1. History and use
The sabal grows on the sandy dunes bordering the Atlantic coast, from South Carolina to Texas Il multiplies from seed in spring on well drained soils and very sunny. The berries, harvested at maturity in autumn, are often ginned before being dried.
2. Description of the plant
THE BAYS OF SABAL were picked by the Indians of North America According to a legend, settlers, seeing animals with “creamy and greasy” flesh feast on it, would have tasted these berries and attributed them to them curative properties.

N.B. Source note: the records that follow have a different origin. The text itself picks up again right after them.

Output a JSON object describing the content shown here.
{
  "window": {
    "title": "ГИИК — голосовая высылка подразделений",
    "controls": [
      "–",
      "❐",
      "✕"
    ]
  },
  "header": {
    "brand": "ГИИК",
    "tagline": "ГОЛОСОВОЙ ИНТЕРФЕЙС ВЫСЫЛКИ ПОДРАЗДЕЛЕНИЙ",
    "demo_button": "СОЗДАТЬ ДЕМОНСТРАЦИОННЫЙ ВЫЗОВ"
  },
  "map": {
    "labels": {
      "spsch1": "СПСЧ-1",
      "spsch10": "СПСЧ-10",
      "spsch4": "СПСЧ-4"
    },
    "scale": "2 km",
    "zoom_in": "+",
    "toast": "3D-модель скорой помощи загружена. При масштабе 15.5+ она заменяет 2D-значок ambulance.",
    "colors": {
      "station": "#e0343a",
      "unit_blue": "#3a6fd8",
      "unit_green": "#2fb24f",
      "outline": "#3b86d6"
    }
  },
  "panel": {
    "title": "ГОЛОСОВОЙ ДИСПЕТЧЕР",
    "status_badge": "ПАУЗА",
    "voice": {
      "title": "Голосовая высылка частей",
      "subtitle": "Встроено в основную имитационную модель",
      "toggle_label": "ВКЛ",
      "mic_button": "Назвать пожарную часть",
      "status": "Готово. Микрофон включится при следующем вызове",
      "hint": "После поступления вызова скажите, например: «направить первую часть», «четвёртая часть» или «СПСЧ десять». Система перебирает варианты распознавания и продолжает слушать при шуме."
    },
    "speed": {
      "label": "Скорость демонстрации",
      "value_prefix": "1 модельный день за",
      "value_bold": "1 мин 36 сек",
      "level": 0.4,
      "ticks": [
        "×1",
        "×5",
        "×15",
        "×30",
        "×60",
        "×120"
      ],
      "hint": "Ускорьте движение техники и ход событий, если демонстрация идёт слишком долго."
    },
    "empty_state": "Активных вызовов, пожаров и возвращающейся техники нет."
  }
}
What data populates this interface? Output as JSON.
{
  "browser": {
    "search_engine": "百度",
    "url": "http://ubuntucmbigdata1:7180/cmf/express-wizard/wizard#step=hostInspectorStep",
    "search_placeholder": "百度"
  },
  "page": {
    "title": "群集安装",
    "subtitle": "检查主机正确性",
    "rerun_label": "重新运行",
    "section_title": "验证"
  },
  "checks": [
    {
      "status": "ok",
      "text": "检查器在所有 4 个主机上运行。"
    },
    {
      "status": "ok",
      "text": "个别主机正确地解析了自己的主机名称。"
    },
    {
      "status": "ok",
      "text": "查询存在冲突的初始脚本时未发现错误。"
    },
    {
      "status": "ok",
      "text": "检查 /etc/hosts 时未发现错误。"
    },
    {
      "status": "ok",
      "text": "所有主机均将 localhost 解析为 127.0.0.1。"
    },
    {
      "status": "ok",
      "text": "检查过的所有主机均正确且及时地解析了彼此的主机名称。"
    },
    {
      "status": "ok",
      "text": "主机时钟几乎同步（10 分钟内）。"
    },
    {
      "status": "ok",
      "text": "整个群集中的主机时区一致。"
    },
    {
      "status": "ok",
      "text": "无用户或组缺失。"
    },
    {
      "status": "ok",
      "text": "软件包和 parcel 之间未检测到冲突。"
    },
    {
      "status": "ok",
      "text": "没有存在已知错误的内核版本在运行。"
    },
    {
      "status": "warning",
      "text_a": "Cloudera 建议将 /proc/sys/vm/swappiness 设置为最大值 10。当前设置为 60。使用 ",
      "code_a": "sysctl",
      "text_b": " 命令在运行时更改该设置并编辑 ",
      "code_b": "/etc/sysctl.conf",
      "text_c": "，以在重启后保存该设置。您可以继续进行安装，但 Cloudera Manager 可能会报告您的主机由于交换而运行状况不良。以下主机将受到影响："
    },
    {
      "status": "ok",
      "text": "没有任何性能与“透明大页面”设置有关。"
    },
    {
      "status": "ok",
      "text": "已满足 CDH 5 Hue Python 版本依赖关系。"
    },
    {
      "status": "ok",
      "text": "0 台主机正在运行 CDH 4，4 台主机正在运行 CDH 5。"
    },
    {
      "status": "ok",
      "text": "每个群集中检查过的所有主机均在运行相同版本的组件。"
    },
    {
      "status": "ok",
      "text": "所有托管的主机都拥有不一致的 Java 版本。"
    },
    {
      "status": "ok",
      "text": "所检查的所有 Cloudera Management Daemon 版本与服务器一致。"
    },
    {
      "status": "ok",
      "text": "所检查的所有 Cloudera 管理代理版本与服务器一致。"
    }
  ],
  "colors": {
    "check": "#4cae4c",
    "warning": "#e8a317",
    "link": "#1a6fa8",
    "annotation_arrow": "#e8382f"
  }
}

Since the nineteenth century, the pulp of the fruit is considered tonic, today it is used to treat asthenia, diseases of the unary pathways and hypertrophies of the prostate.
3. Curative action
The sabal has been nicknamed ” the plant-probe ” because of its ability to strengthen the neck of the bladder and to decrease the hypertrophy of the prostate II is used mainly for its properties diuretics and antiseptics in case of cystitis II combines well with horsetail and hydrangea to treat prostate infections.
- Anabolic action
Sabal seems to contribute to the good assimilation of food by the body strengthens the tissues of the body, promotes their growth and accelerates weight gain. The fruit pulp or dye is presents against weight loss, asthenia and lack of tone.
Hedges have a strong diuretic and tonic effect Traditionally North American Indians use it to treat many ailments.